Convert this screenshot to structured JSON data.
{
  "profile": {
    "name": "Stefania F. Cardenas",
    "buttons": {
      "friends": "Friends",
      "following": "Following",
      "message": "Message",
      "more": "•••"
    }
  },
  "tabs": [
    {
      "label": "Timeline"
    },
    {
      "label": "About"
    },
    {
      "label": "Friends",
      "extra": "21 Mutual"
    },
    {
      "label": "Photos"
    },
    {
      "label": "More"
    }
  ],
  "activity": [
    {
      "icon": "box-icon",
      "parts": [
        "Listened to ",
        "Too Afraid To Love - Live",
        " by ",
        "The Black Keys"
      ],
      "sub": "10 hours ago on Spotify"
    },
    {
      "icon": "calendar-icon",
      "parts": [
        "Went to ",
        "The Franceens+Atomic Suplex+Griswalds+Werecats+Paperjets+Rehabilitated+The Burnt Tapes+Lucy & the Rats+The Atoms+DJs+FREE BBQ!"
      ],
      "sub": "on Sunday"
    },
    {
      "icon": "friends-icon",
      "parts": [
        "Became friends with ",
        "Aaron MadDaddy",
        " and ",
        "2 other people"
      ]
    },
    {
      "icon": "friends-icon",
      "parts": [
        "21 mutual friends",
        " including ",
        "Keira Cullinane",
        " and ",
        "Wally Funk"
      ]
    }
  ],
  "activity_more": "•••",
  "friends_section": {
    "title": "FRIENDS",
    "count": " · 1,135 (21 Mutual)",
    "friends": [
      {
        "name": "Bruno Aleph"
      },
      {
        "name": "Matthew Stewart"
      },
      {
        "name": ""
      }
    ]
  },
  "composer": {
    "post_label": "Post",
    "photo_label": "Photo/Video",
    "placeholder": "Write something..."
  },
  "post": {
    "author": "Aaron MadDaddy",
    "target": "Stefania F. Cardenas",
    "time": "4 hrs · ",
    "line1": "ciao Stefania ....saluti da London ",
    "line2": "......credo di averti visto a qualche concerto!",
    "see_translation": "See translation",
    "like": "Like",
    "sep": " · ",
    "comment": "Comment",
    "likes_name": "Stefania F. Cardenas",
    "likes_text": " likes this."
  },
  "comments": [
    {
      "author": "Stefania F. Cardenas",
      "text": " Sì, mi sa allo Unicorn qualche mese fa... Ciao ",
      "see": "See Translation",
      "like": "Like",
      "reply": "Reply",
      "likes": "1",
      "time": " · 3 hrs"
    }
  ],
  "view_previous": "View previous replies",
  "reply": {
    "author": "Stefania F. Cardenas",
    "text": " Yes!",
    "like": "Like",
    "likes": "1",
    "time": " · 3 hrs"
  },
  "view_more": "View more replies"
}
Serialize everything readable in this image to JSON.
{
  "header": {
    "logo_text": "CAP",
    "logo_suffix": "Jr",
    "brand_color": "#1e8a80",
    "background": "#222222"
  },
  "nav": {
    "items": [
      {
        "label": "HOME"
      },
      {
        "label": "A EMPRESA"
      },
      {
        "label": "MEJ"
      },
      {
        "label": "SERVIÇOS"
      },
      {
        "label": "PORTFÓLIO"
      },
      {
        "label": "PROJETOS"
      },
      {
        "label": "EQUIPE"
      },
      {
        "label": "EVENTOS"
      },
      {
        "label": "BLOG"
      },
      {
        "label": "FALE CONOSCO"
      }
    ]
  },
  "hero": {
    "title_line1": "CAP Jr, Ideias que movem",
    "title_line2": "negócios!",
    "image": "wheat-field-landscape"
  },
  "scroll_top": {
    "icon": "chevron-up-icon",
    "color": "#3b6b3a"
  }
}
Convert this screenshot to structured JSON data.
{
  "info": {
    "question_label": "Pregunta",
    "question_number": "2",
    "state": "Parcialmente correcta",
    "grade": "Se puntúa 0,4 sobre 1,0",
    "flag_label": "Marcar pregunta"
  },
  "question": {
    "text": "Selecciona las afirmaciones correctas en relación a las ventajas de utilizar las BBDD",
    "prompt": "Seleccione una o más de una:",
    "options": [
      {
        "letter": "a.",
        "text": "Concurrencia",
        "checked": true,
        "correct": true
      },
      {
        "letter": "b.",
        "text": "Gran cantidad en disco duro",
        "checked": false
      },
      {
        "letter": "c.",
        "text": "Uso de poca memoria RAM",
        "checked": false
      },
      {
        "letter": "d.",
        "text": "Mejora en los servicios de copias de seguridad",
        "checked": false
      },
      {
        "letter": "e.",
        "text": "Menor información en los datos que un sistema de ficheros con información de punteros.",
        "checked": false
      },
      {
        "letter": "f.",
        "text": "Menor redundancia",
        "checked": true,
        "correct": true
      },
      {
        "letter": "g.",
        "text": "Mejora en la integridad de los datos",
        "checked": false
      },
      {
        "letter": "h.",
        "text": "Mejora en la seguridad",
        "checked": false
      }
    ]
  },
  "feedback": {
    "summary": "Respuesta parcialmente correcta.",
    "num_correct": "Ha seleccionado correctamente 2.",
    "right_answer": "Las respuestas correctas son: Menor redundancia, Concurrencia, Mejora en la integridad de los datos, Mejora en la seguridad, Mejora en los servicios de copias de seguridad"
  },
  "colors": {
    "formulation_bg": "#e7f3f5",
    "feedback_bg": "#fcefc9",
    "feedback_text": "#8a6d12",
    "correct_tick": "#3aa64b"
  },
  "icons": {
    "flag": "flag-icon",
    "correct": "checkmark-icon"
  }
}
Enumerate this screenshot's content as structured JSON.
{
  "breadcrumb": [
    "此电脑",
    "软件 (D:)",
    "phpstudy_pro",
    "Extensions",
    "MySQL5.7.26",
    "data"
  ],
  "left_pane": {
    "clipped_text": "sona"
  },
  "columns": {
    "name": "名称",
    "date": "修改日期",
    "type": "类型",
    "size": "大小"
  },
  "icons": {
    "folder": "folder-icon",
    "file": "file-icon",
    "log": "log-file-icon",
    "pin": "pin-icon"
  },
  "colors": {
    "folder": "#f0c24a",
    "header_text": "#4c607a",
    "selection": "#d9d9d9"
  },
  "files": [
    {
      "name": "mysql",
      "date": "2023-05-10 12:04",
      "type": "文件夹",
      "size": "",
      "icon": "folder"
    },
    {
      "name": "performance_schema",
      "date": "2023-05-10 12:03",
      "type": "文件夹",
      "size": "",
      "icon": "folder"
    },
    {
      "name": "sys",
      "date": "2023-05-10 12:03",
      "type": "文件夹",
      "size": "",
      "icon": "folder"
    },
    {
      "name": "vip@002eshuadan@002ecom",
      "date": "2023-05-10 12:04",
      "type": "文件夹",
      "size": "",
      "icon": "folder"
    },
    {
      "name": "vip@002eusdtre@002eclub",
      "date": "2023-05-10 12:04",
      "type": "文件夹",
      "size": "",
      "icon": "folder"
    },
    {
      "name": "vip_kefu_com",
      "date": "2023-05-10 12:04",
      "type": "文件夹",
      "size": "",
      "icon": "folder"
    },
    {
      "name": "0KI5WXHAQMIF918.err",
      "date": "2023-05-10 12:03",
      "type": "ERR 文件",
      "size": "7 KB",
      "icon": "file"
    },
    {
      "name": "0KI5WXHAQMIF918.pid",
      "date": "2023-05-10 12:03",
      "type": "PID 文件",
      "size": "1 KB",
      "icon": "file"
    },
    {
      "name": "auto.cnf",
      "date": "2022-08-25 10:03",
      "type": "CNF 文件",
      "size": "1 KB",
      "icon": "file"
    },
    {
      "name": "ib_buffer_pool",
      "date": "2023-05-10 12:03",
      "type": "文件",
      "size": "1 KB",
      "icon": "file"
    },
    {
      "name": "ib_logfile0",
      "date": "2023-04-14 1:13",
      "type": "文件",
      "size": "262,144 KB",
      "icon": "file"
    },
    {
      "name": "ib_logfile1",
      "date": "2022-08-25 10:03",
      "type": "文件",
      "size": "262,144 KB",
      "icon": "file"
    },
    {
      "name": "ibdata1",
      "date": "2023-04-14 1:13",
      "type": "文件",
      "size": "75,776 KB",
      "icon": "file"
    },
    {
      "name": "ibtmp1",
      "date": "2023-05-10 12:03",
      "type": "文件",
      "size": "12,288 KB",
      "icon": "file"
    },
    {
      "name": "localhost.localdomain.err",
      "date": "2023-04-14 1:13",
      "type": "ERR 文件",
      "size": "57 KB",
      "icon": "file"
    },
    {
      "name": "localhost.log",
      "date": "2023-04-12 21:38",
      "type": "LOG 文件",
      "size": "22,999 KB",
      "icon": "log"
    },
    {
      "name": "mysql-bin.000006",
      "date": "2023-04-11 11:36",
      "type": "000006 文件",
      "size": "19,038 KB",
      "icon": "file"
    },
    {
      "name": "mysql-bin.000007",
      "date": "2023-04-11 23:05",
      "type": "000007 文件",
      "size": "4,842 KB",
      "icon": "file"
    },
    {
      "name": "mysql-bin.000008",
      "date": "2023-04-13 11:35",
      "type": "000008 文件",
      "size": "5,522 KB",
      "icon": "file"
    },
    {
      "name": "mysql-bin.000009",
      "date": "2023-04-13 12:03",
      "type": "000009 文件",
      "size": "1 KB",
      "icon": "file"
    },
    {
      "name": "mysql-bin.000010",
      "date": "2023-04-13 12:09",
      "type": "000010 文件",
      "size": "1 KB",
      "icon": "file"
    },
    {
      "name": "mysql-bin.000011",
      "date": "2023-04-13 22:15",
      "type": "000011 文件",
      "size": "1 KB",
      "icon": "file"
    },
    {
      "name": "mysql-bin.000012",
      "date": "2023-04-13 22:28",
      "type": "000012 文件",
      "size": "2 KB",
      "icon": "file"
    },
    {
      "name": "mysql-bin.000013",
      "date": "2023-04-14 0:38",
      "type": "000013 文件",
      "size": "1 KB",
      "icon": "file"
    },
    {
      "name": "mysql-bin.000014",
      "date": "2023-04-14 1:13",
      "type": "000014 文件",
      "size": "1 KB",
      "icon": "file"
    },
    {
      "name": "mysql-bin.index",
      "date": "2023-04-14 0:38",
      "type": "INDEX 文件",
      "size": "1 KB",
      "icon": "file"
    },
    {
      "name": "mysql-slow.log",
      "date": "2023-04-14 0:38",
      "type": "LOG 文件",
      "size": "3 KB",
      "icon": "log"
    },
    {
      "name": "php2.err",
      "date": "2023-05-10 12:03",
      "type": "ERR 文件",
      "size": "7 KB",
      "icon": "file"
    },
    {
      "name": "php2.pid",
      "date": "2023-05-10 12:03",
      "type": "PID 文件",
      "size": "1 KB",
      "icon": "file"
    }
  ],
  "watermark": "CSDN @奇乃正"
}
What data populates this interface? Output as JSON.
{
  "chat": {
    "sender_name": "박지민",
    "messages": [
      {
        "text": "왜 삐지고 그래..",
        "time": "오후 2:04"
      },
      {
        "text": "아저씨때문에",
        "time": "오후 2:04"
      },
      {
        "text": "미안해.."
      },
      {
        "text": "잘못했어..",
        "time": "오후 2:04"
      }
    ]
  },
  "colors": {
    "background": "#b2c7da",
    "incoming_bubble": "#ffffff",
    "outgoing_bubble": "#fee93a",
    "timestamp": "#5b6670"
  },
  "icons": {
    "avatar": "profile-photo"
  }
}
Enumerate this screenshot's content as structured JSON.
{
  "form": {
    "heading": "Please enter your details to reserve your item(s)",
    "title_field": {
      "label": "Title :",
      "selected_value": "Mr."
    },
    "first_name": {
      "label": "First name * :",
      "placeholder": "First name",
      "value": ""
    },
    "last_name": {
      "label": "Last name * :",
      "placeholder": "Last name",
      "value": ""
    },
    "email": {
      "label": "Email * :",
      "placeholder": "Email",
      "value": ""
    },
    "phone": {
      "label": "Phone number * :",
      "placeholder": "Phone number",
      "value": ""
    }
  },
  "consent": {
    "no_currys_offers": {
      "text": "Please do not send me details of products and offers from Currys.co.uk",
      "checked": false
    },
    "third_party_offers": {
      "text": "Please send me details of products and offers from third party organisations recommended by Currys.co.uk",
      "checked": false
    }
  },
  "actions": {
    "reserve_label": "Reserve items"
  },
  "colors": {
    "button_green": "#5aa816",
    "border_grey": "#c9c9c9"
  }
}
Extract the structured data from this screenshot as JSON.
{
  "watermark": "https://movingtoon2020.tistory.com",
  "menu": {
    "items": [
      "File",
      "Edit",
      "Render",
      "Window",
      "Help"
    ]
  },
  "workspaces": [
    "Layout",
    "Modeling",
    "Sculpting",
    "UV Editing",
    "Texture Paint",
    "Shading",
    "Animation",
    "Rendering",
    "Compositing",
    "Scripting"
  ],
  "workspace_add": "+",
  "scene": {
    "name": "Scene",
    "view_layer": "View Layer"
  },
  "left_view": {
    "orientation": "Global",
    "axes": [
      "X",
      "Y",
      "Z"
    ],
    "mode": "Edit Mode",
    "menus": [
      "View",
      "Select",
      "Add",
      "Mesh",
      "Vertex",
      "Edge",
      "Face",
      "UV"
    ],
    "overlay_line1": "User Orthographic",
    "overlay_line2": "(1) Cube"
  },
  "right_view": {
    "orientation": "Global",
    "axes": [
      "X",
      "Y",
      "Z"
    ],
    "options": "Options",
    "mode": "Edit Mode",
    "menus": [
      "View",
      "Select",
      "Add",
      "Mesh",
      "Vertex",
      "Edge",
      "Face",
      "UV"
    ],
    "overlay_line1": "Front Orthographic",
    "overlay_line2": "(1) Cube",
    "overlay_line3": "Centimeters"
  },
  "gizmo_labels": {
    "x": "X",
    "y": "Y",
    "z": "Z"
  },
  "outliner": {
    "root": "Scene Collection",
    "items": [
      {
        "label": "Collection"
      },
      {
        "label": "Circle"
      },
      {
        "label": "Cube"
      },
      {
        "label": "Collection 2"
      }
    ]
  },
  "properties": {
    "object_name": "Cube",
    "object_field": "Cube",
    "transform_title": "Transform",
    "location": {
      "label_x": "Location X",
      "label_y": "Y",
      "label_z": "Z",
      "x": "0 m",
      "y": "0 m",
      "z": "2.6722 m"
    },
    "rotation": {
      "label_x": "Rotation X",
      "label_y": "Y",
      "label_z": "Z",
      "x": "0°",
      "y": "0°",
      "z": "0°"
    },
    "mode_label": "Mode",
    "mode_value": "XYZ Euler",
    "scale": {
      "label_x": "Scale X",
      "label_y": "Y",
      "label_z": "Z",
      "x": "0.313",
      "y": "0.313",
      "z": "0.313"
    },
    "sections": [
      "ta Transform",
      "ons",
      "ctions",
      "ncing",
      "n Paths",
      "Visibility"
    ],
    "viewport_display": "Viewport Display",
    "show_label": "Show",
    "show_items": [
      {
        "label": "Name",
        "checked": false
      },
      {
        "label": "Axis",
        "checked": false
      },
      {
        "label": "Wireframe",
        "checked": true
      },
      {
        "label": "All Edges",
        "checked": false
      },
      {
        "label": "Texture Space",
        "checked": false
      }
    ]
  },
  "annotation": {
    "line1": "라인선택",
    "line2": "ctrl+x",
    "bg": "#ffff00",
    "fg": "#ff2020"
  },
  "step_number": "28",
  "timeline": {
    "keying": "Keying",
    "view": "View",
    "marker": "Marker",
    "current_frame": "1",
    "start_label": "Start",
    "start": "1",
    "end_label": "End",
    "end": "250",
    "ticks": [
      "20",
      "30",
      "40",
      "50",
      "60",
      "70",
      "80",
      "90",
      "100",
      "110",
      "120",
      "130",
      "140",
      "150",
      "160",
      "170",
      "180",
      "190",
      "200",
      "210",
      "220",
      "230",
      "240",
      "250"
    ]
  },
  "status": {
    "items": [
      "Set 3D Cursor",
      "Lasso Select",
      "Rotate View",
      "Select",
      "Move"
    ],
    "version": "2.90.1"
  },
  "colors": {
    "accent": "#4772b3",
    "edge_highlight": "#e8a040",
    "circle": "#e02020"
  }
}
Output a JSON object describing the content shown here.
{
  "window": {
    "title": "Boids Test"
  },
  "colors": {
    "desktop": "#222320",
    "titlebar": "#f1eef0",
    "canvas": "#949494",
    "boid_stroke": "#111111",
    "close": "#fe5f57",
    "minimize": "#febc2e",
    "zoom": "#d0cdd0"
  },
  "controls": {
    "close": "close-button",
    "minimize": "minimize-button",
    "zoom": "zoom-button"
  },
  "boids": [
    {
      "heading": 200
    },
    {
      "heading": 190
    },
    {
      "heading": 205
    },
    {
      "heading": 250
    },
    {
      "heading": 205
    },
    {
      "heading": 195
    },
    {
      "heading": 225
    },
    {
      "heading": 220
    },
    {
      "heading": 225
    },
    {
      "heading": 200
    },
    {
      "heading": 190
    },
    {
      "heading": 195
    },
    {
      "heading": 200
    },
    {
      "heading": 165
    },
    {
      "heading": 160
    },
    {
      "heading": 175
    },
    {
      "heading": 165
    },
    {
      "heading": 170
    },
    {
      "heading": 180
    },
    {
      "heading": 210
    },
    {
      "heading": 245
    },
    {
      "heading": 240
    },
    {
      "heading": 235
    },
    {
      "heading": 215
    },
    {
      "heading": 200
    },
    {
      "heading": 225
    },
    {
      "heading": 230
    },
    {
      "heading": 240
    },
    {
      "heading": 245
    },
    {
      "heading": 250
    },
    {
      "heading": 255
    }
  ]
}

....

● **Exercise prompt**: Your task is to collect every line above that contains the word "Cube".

● **Result for this exercise**:
    "overlay_line2": "(1) Cube"
    "overlay_line2": "(1) Cube",
        "label": "Cube"
    "object_name": "Cube",
    "object_field": "Cube",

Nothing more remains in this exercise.